July Unemployment Rate: 9.1%


The new July unemployment numbers from the Bureau of Labor Statistics were released today.  The BLS servers promptly crashed, another spectacular triumph for your $3.7 trillion deficit-fueled federal government.  Technicians are scrambling to replace vacuum tubes and reel-to-reel tapes as we speak.  In the basement of BLS headquarters, a guy wearing horn-rimmed glasses held together by tape is waving a fistful of punch cards and screaming at a fat technician wearing a Mrs. Pac-Man T-shirt.

Meanwhile, various news sources report the carefully massaged “official” U-3 unemployment rate dipped from 9.2% to 9.1%, while the real U-6 rate dropped from 16.2% to 16.1%. 

Payrolls rose by 117,000 jobs, which is better than the 85,000 jobs projected for July, and much better than the horrifying 46,000 jobs added in June.  The May and June totals were also revised upward by 56,000 jobs. 

The Associated Press describes these results as follows:

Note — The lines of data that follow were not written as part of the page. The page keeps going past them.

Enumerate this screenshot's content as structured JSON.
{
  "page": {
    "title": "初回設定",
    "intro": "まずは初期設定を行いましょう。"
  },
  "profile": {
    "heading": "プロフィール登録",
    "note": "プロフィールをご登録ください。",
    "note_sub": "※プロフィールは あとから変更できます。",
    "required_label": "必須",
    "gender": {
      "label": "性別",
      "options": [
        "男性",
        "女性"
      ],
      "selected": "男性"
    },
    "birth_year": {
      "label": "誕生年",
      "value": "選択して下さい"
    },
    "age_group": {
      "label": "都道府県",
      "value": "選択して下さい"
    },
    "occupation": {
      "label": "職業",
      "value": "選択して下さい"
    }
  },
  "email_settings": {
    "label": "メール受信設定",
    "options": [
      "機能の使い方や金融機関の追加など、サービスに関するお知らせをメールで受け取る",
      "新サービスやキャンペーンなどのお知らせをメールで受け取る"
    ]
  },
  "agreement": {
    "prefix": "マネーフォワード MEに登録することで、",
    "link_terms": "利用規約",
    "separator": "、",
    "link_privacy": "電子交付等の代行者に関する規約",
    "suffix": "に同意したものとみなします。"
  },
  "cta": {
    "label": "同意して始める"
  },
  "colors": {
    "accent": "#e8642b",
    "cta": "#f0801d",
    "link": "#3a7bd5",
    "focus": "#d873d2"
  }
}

The mild gain may ease investors’ concerns after the Dow Jones industrial average plummeted more than 500 points over concerns that the U.S. may be entering another recession.

Still, the economy needs twice as many net jobs per month to rapidly reduce unemployment. The rate has topped 9 percent in every month except two since the recession officially ended in June 2009.

The unemployment rate fell partly because some unemployed workers stopped looking for work. That means they are no longer counted as unemployed.

To be specific, the economy currently needs to add about 250,000 jobs per month to keep pace with population growth in the workforce.  That means last month, we fell 133,000 jobs short of “reducing unemployment” at all, never mind “rapidly.”

In fact, as the AP notes, a big reason for the .1% decrease in unemployment rates is “because some unemployed workers stopped looking for work.”  How many?  The AP doesn’t see fit to mention the number, but Bloomberg does: “193,000 people left the labor force.”

In other words, the number of discouraged job seekers who left the labor force was much larger than the number of new jobs added.  117,000 jobs were added, but we lost 193,000 job seekers.  Why isn’t that the headline?

Of course, the Administration will tout the new job report as proof of the wondrous power of Obamanomics, and clear evidence that we won’t be having that double-dip recession after all.  Beating projections by 56,000 jobs will be the only thing they talk about.  Losing 76,000 more job seekers than jobs created will not be mentioned at all.  Neither will falling 133,000 jobs short of overall employment growth.

And, of course, we’ve got the inevitable “revisions” of today’s job numbers to look forward to.  Not only do the figures naturally change as more data becomes available, but the government has been known to play games with the numbers, to produce good headlines with the initial report.

I believe these manic spin attempts are one of the reasons for market instability.  Serious investors don’t just read the headlines.  There’s a difference between positive spin designed to boost market confidence, and outright delusion.  Watching the Administration trumpet this dismal July report as fabulous news will only reinforce its reputation for incompetence and confusion.  It’s like having the doctor who paralyzed you in a botched operation pop a champagne cork because you can wiggle your little toe a bit.  

Update: Tyler Durden at ZeroHedge pulls another grim conclusion from the data: the average length of unemployment has reached an all-time high of 40.4 weeks.  Combined with the shrinking workforce, what we are seeing here is the rise of a growing class of “unemployables.”  Those people leaving the work force are not re-entering it.